By Barry Engelhardt
Steve Dalton first proved himself an expert on the job search process ten years ago, with the release of his highly successful book, The 2 Hour Job Search: Using Technology to Get the Job Done Faster. The world was in the midst of a Recession and the book steadily grew in popularity and established an almost cult-like status in the transitioning veteran community. It provided a recipe, while most job search books only provided a list of ingredients.
The 2 Hour Job Search instructed a systematic approach to identifying and making contact with individuals to conduct informational interviews. Dalton established the system while working as a program director and senior career consultant at Duke University’s Fuqua Business School, a position he still holds.
While the ultimate goal of an informational interview is to find employment, it’s not the intent of the process. The intent is to provide an environment to learn and grow by listening to others who had already accomplished objectives similar to the job seeker’s aspirations.
‘Some of my students are starting getting hesitant about reaching out because they don’t think there are any jobs. I tell them to flip that perspective on its head as people need to be heard now more than ever.’
When discussing what our world needs, both in general and especially in a current, COVID-19 filled climate, Dalton’s answer is simple—listening.
‘Make it about letting someone tell their story. It’s a source of joy. Do it, not to find a job; do it to help other people. People need to be heard. That’s a service job seekers can provide in an unselfish and authentic way,’ stated Dalton.

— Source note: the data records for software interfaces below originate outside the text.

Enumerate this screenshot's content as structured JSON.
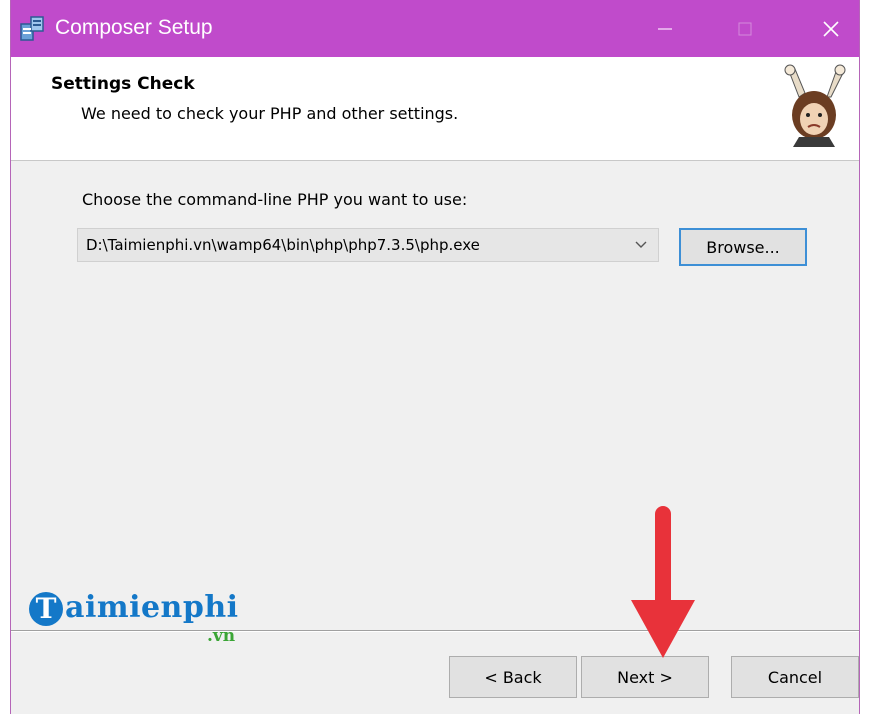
{
  "window": {
    "title": "Composer Setup"
  },
  "header": {
    "heading": "Settings Check",
    "subheading": "We need to check your PHP and other settings."
  },
  "main": {
    "prompt": "Choose the command-line PHP you want to use:",
    "php_path": "D:\\Taimienphi.vn\\wamp64\\bin\\php\\php7.3.5\\php.exe",
    "browse_label": "Browse..."
  },
  "footer": {
    "back_label": "< Back",
    "next_label": "Next >",
    "cancel_label": "Cancel"
  },
  "watermark": {
    "brand_mark": "T",
    "brand": "aimienphi",
    "tld": ".vn"
  },
  "colors": {
    "titlebar": "#c04bcb",
    "annotation_arrow": "#e8323a",
    "brand_blue": "#1478c8",
    "brand_green": "#3aa535"
  },
  "icons": {
    "app": "installer-icon",
    "minimize": "minimize-icon",
    "maximize": "maximize-icon",
    "close": "close-icon",
    "dropdown": "chevron-down-icon",
    "mascot": "composer-mascot-icon",
    "annotation": "arrow-down-icon"
  }
}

He adds that ‘You’re required to take a speech class, but never a listening class. Listening is so much more important. Through listening you learn empathy, the expertise of others who went before you, and you become a more decent human being. Learn to listen in a world where all the emphasis is learning how to speak,’ stated Dalton.
While designed for recent Duke MBA graduates, The Two Hour Job Search resonated within the military community. Dalton attributes the first edition’s success within the military community to word-of-mouth endorsements, as well as the book’s systematic approach. The book creates a foundational framework that is capable of introducing structure and discipline into the veteran-turned-job-seeker’s life. A friend of Dalton’s recently used the analogy of getting the flywheel started when describing Dalton’s book.
‘Intellectually, I understand. But it’s so hard for me to grasp how hard it is for transitioning military to go from a life of almost full infrastructure to no structure. How terrifying that must be to go from the former to thrust into the latter.’
While in quarantine, Dalton’s kept himself busy, simultaneously plotting the release of The 2 Hour Job Search’s Second Edition and finishing the first draft of his second book. The second edition of The 2 Hour Job Search, in Dalton’s words, is a better version of the original—a cleaner, faster, more efficient, and easier way to use model.
‘One word that I would use to differentiate the revised issue would be authenticity. It was unspoken in the first edition and central to the revised edition. Getting people more formal training and permission to be authentic.’
The past ten years has allowed Dalton, who has been at working as a career counselor at Duke University’s School of Business for fifteen years, to tap into his students’ experience. The time and proximity to job seekers has provided instant feedback and allowed for countless reps. He mentally cataloged Duke students’ struggles and diverse experiences, realizing that the methodologies were universally successful in a bull and bear market. Just as the first addition hit presses during a Recession, the second edition was released during a period filled with uncertainty. The irony isn’t lost on Dalton.
‘I make the explicit point that this is an egoless process. Getting into the habit of not having an agenda. Just listening. Only speaking about yourself when asked. It’s so much a counter program to what most resources teach, this concept of not selling yourself but instead being likable. It’s what the world needs right now. Allow others to be heard.’
In our current, more isolated world, the need for listening is even greater than ever. ‘Listening adds sanity to the listener, getting them out of their own head for a moment, while also granting sanity back to those they are speaking to by allowing them to be closely heard. Sanity is in short supply. Put more sanity into a world that is sorely in need of it right now,’
Summarizing, Dalton adds, ‘you become a better person through this process.’
Barry Engelhardt is the Program Manager for OSD’s Boots to Books Program and recently retired from the Illinois Army National Guard after twenty years in combat arms. He obtained his MBA from SIU-Carbondale and currently practicing social distancing with his wife and two young boys in St. Louis, MO. He is the HR Manager for Store Supply Warehouse.